We made our way down the aisle of the church to the altar. In my four year old hands was a little piece of bread, and the tiniest cup I had ever seen. My sisters Patty and Cookie (Marie’s longtime nickname) were next to me and we all had a severe case of the giggles. I had no idea where our brother Melvin was…probably at home or anywhere but this cold and cavernous torture chamber we endured every Sunday since moving from Ft. Benning.

The cup looked like one of my moms thimbles, and the Kool Aid inside tasted bad. The ‘bread’ was worse. Hard and crunchy and utterly tasteless.

Dad wasn’t happy with us for cutting up, which of course made us laugh even more. The Methodist minister was instructing us and reciting scripture about a body and blood. I didn’t know I was supposed to wait.
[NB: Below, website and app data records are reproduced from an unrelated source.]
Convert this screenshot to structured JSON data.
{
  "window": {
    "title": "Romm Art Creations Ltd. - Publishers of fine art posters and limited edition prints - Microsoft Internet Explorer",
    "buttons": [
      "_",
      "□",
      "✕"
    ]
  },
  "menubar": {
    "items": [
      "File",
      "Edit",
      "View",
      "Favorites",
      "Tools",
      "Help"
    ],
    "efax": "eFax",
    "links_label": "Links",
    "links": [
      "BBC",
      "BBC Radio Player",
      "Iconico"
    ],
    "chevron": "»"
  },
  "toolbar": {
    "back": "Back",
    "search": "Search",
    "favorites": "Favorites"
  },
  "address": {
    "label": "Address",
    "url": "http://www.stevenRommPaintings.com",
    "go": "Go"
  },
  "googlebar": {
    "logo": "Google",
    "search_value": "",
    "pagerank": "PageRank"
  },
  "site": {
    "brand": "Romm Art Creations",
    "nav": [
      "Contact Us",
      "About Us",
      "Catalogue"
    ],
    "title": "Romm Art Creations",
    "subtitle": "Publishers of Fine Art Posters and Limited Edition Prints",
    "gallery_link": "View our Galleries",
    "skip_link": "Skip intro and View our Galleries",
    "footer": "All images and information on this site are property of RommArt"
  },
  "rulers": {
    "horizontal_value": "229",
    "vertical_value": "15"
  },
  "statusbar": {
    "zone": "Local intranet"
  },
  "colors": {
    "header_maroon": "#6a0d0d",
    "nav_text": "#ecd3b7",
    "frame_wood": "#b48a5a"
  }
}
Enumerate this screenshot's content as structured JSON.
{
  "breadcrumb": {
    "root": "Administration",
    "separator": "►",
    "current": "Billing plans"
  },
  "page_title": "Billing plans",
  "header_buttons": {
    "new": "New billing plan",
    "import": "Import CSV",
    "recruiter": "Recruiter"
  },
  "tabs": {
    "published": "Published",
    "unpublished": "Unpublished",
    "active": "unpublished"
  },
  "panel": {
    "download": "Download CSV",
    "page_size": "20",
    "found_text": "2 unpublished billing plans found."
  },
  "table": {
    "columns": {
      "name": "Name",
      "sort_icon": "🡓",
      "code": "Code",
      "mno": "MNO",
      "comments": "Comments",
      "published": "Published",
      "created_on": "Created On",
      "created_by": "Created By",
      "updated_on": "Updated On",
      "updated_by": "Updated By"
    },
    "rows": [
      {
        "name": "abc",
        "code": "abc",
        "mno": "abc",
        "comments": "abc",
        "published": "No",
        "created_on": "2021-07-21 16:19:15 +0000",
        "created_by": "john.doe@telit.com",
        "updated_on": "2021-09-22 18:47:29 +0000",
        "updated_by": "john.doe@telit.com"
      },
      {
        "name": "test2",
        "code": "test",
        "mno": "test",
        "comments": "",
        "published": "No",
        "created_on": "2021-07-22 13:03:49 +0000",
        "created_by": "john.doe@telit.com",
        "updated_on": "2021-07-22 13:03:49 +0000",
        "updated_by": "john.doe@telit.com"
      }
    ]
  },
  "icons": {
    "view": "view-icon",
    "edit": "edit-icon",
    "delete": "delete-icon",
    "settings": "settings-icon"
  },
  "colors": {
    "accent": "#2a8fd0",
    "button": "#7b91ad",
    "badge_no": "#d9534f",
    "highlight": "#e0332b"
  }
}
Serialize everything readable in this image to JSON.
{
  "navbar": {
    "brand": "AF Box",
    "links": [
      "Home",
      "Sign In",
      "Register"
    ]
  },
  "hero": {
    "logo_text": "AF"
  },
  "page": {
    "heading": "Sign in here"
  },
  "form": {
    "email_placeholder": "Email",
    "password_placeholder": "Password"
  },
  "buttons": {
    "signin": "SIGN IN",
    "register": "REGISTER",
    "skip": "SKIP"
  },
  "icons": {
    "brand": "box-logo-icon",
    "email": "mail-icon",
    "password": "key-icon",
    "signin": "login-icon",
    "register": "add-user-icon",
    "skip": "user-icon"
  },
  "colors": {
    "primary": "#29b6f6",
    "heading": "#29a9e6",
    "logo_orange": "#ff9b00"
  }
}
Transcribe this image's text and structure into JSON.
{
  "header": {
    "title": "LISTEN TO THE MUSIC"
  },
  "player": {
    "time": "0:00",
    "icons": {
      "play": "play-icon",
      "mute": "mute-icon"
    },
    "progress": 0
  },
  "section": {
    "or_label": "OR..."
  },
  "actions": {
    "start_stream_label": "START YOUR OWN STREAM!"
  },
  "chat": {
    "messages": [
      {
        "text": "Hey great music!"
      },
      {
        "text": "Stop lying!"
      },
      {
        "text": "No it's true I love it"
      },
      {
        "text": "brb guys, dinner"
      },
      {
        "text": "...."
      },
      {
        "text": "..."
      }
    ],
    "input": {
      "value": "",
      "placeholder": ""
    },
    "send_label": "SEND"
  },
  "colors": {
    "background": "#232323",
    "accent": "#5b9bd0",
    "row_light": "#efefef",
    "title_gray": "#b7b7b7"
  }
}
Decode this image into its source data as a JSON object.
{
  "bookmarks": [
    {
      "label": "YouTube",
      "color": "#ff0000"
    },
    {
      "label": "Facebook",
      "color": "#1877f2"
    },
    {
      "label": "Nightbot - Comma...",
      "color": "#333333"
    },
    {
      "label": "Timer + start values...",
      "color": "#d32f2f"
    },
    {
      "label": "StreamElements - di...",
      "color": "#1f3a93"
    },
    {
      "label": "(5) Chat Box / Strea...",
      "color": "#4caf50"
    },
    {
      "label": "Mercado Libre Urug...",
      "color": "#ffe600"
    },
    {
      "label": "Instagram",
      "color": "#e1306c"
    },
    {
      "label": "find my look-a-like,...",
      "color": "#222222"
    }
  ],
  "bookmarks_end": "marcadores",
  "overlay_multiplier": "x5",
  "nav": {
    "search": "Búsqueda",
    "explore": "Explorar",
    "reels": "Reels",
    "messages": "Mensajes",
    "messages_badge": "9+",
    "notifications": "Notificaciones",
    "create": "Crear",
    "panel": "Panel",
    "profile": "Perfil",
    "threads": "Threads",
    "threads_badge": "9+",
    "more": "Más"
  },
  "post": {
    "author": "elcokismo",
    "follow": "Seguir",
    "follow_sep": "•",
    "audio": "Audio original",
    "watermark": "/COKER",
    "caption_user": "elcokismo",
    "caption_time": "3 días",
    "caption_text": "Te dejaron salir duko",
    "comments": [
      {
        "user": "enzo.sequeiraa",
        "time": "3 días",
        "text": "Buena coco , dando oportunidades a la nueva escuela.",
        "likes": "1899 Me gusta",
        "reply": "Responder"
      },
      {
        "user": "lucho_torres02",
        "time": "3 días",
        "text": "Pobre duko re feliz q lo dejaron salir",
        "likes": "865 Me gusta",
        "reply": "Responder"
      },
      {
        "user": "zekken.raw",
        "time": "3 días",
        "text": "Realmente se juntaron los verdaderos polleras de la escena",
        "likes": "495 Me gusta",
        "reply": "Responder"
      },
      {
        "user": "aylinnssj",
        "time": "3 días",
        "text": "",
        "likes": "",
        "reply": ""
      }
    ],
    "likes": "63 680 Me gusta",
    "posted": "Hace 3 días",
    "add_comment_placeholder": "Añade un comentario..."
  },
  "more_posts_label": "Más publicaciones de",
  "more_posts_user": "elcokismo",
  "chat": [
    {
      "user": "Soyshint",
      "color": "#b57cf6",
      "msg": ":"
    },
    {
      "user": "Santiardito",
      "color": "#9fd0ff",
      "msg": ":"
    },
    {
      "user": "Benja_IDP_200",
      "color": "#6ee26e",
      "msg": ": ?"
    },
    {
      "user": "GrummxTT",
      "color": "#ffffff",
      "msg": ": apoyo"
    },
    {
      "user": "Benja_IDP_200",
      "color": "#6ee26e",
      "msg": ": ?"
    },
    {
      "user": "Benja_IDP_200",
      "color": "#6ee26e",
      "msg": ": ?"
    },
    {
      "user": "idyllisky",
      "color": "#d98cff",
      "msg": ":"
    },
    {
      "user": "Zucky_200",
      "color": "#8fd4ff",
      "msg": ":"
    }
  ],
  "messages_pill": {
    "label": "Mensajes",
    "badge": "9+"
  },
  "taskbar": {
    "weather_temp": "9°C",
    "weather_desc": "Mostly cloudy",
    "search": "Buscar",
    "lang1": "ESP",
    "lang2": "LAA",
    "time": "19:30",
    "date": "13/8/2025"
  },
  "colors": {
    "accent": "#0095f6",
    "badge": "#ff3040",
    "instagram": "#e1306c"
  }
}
What four year old boy waits to eat a snack and drink Kool Aid? I looked around at the church and all the stained glass windows. I expected the guy hanging on that cross to be looking at me just like Dad was…angry and exasperated.

It was the last time we attended that church. We weren’t religious so it was no big deal. We had recently moved to town and my parents were trying to find a place to belong. When you’ve been a military family for so long you miss the community that comes with the shared experience of Army service and life on the base.

It would be more than a decade before our family would be found inside a house of worship.

By now our laughter was attracting unwanted attention. I remember being gathered up and going home. We were in trouble for reasons unknown to me. We breathed a collective sigh of relief when the next Sunday rolled around and we all slept in.

It was my first communion.

It would be ten years until my next Lord’s Supper and it couldn’t have been more different.

It was another Sunday…March 9, 1975 to be precise. I can be certain of the date because that was the day I surrendered my life to Christ. I was far from being a believer, but I heard Holy Spirit calling that day and I walked the aisle and accepted Jesus as savior.

I had gone with a friend of mine to his church that morning, and my life was forever changed. I can’t remember how my parents reacted to the news. I was the youngest of seven kids, and none of us saints by a long shot. At thirteen I was on the verge of wandering paths that would be difficult to retrace toward home. God had other plans and other paths for me.

That night I went back to church with my friend. I sang with their youth choir and we took communion at the end of the service. The ‘wine’ still wasn’t very good, and the bread was still bitter…but that night it quenched and filled me in ways that even to this day I cannot understand.

Ten years earlier I had no clue as to the significance of this ordinance of the church. Communion is one of the few things that Jesus commanded us to do. To break the bread of His body, and drink the wine of His blood that atones for our sins. And while following his command that we are to remember.

During my first communion, I was looking around as kids do at that big cold church. I remember being bored and all that. But I remember so vividly the images of the sunlight illuminating the beautiful stained glass windows. Saints and angels and the Son of God…I can still see them in my mind’s eye. There was no judgement on the face of that Christ. In the hallway leading out of the sanctuary was a painting of Jesus, and He wasn’t exasperated…He was smiling.

Since those days I’ve taken communion many, many times, remembering so many things. I’ve traveled far and been in many church services where I’ve learned there are many ways to take communion. But there are some doctrines that would limit who can receive this Lord’s Supper, and I’m sure they have their reasons why. Some say that kids can’t partake. Others would deny the sacrament to people ‘under church discipline’ or whatever that means. I don’t claim to be a biblical scholar, but I remember reading that Jesus never seemed to turn down a dinner invitation, whether from the saints or from the sinners. I don’t see Him turning away those who are hungry and thirsty, no matter what…

Communion on that March Sunday was sweet and special…but I don’t regret my giggling first ‘last supper.’ I remember…and I’m thankful.


I have struggled with this post for days. Remembering sometimes stirs up unwanted ghosts along with the good. I struggle with being worthy of the table of God’s sacrifice. I know than none of us are…but too many warnings about taking this meal in vain leaves a hole never entirely filled. The enemy would fill this void with fear, but Holy Spirit extends His grace and mercy even now.

No bread left to be broken
The cup’s long since run dry
When grace is not enough
Love will say goodbye

But Grace is still a mystery
And Love makes no mistakes
The body and the blood
The bread and the new wine
To this table all are bidden
None need say goodbye